Published on 28th July, 2020 by Dr. Sanveen Kang
Over the years, I have found time and time again that the mind and the body function very much together. This would not come as a surprise to many of us. However, this view is integrated only to a small degree when treating mental health disorders. Contrary to popular belief, mental health conditions across the lifespan may be due to an underlying sensory processing disorder.
Clinicians and researchers have long grappled with the challenge of categorizing, describing, and understanding mental disorders, with imperfect results. Mental health symptoms are complex and dimensional in nature; making it a very perplexing task to simplify these experiences in simple categories.
Jagiellowicz and colleagues (2010) along with Aron and colleagues (2012) stated that sensory processing sensitivity (SPS) is defined as a genetically determined personality trait described by “social, emotional, and physical sensitivity”. As studied by Jagiellowicz et al. (2010), variation in this trait is associated with neurobiological differences. Jagiellowicz et al. (2016) demonstrated the link between those high in SPS and greater activation of brain regions involved in high-order visual processing when images with subtler alterations were shown. Acevedo et al. (2014) found a positive correlation between higher SPS, and activation of brain regions involved in attention, empathy, and action planning. SPS has been shown to have overlapping features with sensory processing abnormalities present in range of disorders such as ASD, schizophrenia, mood disorders and post-traumatic stress disorder (PTSD). Research has also shown that mental health disorders impact sensory perception and vice versa.
It is important to recognize that sensory sensitivity would be one part of the overarching concept of Sensory Processing Disorder (SPD). However, SPD is not listed in the current edition of the Diagnostic and Statistical Manual of Mental Disorders, 5th Edition: DSM-5 (2013). Instead, the DSM-5 includes sensory concerns as criteria for Autism. It is also important to note that not everyone with Autism has sensory processing disorder.
The sensory system is a part of the Central Nervous System (CNS). Therefore, it is safe to assume that it affects many domains of its functioning including the Autonomous Nervous System (ANS). Affective processing also activates the ANS. More specifically, Anxiety activates the ANS whilst autonomic function affects risk depression.
Let’s take the example of anxiety. For many people with SPD, anxiety comes as part of the package. SPD and anxiety work together to cause mayhem. They play off each other, and create a spiral effect of symptoms.
When you or your child has anxiety from sensory issues, it presents itself the same way non-sensory anxiety does; the symptoms are virtually the same. It can be hard to distinguish between sensory overload and anxiety. Most commonly, SPD anxiety can look like this and mimic a freeze response:

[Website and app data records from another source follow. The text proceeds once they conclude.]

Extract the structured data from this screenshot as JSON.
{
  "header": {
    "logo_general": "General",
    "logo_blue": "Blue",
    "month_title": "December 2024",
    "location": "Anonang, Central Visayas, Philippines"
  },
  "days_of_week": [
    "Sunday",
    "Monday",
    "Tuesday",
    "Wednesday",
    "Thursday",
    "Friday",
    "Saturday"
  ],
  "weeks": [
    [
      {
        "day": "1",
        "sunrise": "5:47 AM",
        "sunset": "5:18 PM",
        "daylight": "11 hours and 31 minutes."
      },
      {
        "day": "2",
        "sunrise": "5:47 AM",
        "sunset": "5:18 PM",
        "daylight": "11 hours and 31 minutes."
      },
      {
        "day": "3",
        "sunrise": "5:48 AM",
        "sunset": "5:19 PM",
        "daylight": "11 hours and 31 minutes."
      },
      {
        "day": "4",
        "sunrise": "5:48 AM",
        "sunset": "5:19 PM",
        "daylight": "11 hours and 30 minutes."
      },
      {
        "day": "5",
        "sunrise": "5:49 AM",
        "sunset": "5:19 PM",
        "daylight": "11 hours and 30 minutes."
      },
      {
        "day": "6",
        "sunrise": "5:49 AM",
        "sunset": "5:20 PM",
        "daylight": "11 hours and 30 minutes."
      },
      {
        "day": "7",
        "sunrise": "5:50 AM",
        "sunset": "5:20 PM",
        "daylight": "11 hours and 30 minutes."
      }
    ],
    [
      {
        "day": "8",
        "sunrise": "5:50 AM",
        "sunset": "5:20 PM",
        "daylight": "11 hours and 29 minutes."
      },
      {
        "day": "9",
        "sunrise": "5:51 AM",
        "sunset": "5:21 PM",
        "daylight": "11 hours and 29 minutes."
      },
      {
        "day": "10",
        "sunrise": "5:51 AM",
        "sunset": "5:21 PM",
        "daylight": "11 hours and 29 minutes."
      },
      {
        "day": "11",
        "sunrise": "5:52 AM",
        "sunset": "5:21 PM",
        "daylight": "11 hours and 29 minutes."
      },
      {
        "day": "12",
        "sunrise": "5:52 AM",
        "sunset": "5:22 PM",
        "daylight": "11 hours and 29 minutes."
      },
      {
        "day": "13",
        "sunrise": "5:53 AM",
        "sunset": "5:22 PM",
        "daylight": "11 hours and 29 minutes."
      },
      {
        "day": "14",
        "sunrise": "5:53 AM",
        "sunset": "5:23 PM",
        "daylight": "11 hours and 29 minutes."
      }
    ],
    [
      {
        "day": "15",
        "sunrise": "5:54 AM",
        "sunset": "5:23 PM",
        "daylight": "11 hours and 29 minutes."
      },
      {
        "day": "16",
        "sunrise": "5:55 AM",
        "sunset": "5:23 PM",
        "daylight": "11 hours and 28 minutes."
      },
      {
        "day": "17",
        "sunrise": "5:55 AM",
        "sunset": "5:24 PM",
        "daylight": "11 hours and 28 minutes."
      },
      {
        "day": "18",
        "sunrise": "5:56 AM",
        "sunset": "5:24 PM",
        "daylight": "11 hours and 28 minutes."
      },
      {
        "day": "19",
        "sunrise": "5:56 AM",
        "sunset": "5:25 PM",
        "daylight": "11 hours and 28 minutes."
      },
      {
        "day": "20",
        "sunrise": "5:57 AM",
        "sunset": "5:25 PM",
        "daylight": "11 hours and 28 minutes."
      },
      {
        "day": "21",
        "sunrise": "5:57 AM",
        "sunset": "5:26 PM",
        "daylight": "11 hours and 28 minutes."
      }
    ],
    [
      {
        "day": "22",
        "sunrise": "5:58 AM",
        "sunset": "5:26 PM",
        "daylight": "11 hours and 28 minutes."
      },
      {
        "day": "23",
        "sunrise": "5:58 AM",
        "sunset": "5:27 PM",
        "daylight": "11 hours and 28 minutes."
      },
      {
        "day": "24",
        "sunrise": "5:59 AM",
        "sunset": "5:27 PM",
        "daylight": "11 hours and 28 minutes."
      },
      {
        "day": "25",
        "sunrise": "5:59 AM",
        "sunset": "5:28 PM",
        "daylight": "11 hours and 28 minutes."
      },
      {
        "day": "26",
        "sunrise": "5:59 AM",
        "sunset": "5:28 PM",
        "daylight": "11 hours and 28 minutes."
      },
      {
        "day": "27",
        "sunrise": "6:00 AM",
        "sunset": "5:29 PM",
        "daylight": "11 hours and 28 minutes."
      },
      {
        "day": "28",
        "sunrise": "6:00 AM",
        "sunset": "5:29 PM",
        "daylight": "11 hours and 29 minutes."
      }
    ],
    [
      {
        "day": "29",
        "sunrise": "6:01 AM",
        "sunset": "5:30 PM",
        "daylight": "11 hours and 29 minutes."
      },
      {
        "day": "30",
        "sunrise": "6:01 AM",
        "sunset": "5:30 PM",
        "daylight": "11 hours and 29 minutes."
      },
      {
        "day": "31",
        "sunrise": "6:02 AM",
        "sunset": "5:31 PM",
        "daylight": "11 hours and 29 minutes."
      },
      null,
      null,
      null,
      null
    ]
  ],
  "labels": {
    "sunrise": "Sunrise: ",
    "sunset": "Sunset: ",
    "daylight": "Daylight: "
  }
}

In my work with clients, I have also found that incorporating sensory processing into psychological therapy helps with regulating emotions and behavior (through the understanding and incorporation of the role of the sensory systems in processing information from the body and environment). As a result, clients (children, teens and adults) appear to be more receptive to psychological input and treatment outcomes appear to be reached much quicker. Improvement in daily functioning, especially in terms of the ability to focus, concentrate and be ready for engagement in the task at hand, have also been observed. Therefore, a sensory room or materials and sensory-based treatment has positive outcomes.
Should you be keen to learn more about Sensory-Based Treatment Approaches for Anxiety and Depression, contact us at Psych Connect for a chat. At Psych Connect, we are committed to providing therapy without barriers to our clients and are always developing new approaches to reach positive outcomes. When engaging in Sensory-Based Treatment Approaches, our mental health team collaborates with our occupational therapists; embodying the TAC approach to treatment (Team Around a Child).